#### [Data records]
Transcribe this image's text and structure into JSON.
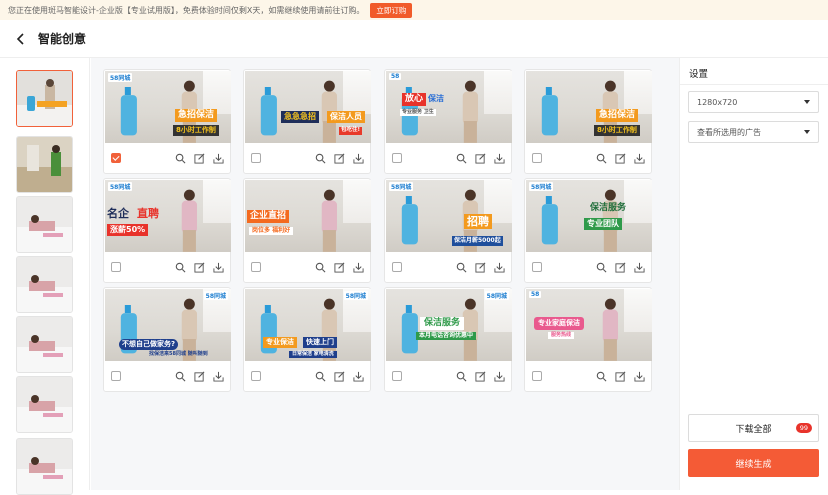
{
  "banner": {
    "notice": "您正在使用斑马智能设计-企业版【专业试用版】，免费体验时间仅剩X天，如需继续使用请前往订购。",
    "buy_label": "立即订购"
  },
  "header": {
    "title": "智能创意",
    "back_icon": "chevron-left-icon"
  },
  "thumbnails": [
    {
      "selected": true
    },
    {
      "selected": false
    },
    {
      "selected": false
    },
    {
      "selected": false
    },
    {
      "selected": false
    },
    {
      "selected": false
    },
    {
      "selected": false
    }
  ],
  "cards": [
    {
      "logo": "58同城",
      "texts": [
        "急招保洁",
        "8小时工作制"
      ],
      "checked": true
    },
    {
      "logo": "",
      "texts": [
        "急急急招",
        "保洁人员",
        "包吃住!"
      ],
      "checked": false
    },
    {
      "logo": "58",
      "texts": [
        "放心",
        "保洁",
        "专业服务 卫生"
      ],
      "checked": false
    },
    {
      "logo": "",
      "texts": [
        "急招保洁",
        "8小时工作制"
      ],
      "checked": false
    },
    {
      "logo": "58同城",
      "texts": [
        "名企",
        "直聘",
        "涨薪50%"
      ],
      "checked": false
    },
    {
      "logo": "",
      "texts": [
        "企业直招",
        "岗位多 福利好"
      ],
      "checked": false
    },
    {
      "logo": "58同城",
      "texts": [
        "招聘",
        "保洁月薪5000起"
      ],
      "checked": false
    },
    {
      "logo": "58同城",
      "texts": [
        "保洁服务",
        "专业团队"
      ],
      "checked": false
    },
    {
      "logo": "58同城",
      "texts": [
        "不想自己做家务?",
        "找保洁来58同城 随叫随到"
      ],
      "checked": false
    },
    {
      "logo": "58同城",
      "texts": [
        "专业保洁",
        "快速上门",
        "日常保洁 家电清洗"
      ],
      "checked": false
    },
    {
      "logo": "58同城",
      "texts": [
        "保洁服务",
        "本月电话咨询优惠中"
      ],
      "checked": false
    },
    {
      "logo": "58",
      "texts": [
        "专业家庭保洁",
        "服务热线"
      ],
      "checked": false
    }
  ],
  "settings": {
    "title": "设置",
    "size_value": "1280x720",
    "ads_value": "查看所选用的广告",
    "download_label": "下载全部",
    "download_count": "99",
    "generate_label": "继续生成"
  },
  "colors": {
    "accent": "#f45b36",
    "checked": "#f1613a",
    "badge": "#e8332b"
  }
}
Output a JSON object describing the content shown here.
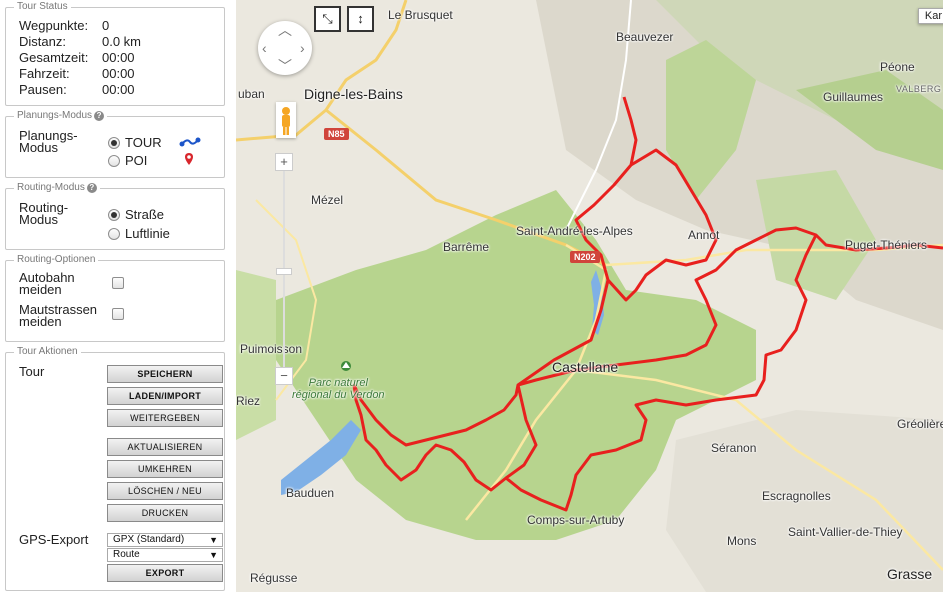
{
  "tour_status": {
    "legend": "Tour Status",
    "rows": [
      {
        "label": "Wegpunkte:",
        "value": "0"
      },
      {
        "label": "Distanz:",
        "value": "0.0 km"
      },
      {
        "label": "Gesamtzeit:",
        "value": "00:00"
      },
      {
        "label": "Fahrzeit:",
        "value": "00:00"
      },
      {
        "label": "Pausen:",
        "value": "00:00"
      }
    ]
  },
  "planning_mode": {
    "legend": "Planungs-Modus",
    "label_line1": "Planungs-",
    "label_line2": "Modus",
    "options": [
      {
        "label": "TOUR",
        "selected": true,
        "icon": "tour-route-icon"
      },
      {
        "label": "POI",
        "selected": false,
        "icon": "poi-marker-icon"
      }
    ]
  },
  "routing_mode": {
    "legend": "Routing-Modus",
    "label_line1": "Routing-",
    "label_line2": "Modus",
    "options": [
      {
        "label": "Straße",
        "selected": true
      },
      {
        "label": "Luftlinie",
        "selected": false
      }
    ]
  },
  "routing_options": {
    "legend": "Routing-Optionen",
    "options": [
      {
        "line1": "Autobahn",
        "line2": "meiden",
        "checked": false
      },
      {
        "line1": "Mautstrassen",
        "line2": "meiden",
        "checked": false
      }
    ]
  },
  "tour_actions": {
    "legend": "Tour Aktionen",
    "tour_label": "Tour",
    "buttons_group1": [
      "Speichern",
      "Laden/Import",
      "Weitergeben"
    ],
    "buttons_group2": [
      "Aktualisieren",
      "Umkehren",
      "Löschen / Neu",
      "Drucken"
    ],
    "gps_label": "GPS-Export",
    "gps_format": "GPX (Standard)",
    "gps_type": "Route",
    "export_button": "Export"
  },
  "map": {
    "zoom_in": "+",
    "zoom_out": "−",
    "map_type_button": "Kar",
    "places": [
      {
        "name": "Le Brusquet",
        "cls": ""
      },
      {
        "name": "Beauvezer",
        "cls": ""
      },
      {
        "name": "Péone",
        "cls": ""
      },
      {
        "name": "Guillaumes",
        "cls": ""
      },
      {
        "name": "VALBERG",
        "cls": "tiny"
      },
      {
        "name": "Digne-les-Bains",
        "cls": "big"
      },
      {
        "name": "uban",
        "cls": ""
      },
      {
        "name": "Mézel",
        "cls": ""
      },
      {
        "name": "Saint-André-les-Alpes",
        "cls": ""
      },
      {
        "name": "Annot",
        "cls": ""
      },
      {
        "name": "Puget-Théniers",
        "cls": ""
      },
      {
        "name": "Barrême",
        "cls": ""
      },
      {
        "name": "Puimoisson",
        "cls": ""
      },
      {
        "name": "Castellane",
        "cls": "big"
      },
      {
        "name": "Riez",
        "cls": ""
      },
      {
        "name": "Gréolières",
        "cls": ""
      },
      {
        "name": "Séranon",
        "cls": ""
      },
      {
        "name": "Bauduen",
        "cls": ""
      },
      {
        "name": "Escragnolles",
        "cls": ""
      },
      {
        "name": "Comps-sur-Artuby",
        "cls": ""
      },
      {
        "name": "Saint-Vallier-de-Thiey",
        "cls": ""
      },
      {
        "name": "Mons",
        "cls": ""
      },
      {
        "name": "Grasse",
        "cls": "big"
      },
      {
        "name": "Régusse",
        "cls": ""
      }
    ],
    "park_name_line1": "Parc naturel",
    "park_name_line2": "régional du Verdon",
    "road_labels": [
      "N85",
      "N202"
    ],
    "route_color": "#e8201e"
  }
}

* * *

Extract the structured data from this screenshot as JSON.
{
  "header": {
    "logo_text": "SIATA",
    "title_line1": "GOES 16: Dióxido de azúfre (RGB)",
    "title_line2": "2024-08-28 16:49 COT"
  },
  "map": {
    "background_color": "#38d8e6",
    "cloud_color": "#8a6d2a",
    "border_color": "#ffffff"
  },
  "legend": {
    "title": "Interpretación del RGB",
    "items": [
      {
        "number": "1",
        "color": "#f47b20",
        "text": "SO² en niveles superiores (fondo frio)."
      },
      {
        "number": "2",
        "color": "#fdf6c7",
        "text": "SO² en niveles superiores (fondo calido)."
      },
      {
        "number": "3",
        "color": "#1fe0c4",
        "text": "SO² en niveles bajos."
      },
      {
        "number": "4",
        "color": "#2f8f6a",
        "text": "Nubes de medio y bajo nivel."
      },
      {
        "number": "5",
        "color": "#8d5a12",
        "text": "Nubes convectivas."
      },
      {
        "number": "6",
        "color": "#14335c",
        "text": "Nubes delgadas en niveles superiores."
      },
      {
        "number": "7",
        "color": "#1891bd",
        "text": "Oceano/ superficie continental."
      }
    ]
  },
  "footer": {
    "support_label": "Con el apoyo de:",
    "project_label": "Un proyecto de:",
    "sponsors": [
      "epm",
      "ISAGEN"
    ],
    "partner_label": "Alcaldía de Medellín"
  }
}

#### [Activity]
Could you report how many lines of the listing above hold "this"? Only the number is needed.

#### [Reply to the task]
2